Wow, time flies! It’s been almost a month since my Islands and Sound Tour back in August. And I’m finally getting around to writing up a wrap-up! So wrap away I will. Overall it was a good trip, but here are some more detailed thoughts, observations, and conclusions.
The Puget Sound/Georgia Strait/Strait of Juan De Fuca sure is a beautiful area. Okay, I’ve known that for at least 13 years, but every time I take a tour of this region, I am definitely reminded of this. And I really love all the various bays, channels, and islands of this region. We don’t have anything similar in Oregon, unfortunately, though we do have a great (and more easily accessible) actual Pacific Coast. And the Columbia River is awesome in its own right.
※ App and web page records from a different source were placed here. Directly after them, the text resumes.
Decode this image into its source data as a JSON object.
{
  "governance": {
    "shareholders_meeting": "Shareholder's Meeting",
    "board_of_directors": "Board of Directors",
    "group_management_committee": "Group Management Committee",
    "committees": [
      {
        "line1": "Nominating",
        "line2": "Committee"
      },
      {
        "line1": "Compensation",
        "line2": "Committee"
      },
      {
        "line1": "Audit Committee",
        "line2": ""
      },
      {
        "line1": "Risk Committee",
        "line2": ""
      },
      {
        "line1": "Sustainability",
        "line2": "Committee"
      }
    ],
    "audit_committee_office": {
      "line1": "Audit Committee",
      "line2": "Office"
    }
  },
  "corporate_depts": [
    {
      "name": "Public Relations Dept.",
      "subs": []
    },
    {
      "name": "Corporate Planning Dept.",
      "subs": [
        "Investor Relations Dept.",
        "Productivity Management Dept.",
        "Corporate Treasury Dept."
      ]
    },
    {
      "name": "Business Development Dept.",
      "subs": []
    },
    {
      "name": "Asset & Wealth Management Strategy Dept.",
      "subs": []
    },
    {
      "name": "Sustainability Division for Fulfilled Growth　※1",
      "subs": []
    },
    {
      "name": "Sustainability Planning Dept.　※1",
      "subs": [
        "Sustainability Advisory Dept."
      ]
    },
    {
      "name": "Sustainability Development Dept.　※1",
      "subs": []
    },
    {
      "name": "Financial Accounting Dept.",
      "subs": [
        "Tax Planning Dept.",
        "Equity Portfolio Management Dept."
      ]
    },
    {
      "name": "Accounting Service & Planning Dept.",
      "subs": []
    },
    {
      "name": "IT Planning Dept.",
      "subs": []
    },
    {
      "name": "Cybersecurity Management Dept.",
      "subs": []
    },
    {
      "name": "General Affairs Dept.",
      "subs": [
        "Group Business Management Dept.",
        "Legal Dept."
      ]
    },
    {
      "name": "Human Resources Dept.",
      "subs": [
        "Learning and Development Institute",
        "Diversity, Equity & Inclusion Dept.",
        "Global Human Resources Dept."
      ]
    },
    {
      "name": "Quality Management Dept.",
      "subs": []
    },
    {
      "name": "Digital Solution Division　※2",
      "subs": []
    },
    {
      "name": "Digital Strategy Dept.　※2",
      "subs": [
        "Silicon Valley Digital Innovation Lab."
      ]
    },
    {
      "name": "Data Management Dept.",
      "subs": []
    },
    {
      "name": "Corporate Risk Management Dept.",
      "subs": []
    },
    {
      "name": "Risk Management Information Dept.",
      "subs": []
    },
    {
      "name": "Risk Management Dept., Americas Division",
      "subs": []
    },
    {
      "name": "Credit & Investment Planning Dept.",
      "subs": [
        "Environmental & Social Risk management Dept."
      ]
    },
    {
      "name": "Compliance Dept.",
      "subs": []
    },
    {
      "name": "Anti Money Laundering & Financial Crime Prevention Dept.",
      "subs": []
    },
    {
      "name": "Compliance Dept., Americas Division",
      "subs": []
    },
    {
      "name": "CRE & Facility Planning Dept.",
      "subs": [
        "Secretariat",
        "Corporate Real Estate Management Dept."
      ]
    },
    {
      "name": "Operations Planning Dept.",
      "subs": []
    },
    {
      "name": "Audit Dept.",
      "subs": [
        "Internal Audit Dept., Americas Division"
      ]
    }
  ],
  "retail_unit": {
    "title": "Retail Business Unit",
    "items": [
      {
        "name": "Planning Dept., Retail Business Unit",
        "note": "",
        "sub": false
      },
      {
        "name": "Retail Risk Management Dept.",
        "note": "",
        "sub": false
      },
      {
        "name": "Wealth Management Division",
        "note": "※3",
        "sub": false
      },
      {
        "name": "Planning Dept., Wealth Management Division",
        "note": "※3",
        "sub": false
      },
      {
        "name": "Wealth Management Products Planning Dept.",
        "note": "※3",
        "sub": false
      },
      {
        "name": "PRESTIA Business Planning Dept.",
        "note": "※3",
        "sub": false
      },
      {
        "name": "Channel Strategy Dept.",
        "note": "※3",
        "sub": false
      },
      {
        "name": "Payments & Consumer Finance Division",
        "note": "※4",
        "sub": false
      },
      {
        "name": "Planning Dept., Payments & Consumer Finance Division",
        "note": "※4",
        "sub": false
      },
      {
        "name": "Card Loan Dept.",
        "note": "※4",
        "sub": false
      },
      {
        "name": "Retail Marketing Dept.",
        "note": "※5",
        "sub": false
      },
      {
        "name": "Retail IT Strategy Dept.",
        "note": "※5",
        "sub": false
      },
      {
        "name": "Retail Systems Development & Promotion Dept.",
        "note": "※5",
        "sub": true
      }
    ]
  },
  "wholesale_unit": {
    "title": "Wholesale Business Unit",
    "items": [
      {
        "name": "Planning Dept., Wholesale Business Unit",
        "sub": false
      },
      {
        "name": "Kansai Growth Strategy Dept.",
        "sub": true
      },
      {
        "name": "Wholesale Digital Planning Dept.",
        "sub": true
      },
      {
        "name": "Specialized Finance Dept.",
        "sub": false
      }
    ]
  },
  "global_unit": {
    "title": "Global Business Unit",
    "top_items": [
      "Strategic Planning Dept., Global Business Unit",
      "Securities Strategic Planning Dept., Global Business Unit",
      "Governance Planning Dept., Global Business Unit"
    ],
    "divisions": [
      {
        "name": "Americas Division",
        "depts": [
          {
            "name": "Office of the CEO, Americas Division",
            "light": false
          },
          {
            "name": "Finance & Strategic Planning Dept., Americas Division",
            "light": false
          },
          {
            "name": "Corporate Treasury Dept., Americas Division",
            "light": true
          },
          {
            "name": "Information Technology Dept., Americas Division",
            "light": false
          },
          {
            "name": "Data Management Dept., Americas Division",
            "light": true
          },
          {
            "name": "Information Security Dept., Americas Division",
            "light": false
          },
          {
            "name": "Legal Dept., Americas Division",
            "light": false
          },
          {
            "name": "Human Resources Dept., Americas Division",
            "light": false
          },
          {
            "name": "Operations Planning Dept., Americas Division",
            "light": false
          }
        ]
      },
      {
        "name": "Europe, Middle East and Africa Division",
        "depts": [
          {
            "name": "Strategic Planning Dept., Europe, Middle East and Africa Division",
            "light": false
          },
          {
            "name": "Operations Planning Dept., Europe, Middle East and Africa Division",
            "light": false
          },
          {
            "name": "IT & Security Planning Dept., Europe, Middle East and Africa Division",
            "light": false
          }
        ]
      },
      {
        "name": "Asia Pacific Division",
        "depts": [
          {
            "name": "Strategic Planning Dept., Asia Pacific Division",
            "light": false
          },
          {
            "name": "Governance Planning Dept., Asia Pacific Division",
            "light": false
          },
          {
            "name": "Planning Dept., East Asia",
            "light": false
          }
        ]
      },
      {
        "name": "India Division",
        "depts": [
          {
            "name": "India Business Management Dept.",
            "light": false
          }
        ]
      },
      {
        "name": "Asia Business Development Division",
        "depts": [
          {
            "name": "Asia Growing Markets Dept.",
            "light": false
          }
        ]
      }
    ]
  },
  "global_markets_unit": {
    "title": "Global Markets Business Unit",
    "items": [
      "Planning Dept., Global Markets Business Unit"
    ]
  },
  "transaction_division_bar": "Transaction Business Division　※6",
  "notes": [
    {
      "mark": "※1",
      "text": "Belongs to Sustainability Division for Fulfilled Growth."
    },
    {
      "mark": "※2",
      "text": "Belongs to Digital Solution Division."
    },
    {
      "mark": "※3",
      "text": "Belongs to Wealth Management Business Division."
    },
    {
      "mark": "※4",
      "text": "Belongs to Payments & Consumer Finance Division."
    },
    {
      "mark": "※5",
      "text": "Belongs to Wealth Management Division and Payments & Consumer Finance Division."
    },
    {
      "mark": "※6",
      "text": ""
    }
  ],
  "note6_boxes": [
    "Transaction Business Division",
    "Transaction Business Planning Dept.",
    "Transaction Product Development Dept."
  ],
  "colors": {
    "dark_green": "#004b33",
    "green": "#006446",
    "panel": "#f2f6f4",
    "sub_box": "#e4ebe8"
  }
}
Ferry rides are fun. Again, I’ve known this for a bit, but this tour consisted of a ferry ride a day, so I got a lot of it in. While the scenery is of course great, my favorite aspect of the ferry ride is the chance to meet other bicyclists and cyclotourists. And there were plenty! While I did see my share of other riders on the road, on the ferry everyone is stopped for the duration of the trip, so it gives folks a chance to socialize.
Not all the riding was fun, however. While overall there was good riding on this trip, there were several sections of sub-par riding, basically when I had to ride the shoulder of a busy highway, or ride the lane of a busy, shoulderless road. Because of the geography of the area, this was often because there was no other choice.
Lopez Island was great, and I wish I had more time on the island. With four riding days, time was at a premium, and I ended up scheduling only one day on “Slow-pez”, one of the San Juan Islands. I thought a full day would be enough to circumnavigate the island. On paper this should be enough time, as it’s about 30 miles tops to do a loop, and the island isn’t that hilly. But then I got sidetracked, especially by Iceberg Point, a very scenic headland on the southwest corner of the island. As it was, I had to rush back to my campground because I didn’t want to ride after dark, and I skipped some places I wanted to go to.
In general, I wish I had more time to tour the area. I’d like to hit Cape Flattery on the NW corner of the Olympic Peninsula, more of the San Juan and Gulf Islands, the Sunshine Coast, and all the way to Tofino on the far west end of Vancouver Island. To do the kind of tour I want to do in this region would require about three weeks, time I don’t have right now. All I can currently do is bits and pieces here and there, hence this tour.
The Bridgetone XO-3 performed remarkably well. This was the first time I’ve used the XO-3 on something other than an overnight camping excursion. To be honest, I was a bit worried that it wouldn’t do okay. But okay it did! I had no mechanical issues on tour, not even a flat. The 46-24 double crankset with a 13-34 7-speed cassette gave me a low of about 21 gear inches. That’s not super-duper low, but it was adequate enough. And the setup of small front basket, barrel handlebar bag, frame bag, and Carradice Camper Longflap saddlebag carried everything I needed for the tour. At no point did I wish I had more capacity, which was a good thing. Part of this is because I’ve been spending the time and money to get smaller, lighter stuff. For instance, my tent with all the fixings weighs exactly 3 pounds. My sleeping bag, pillow, and bag liner all fit into a compressible 10 litre stuff sack. My clothing is generally lightweight. If I was going on a trip to a more remote area where I had to haul lots more food, the situation might be different, though.
The only area that can be improved is cockpit. After a year, I’m still not sold on the mustache bars. Some days they’re comfortable, some days not so much. And I’ve tweaked them a bunch. I don’t know if I’ll go to drops on the XO-3 (they still look cool, of course), but whenever I get another bike I may go back to plain ol’ drop bars.
Alright, enough reflecting. Time to move forward!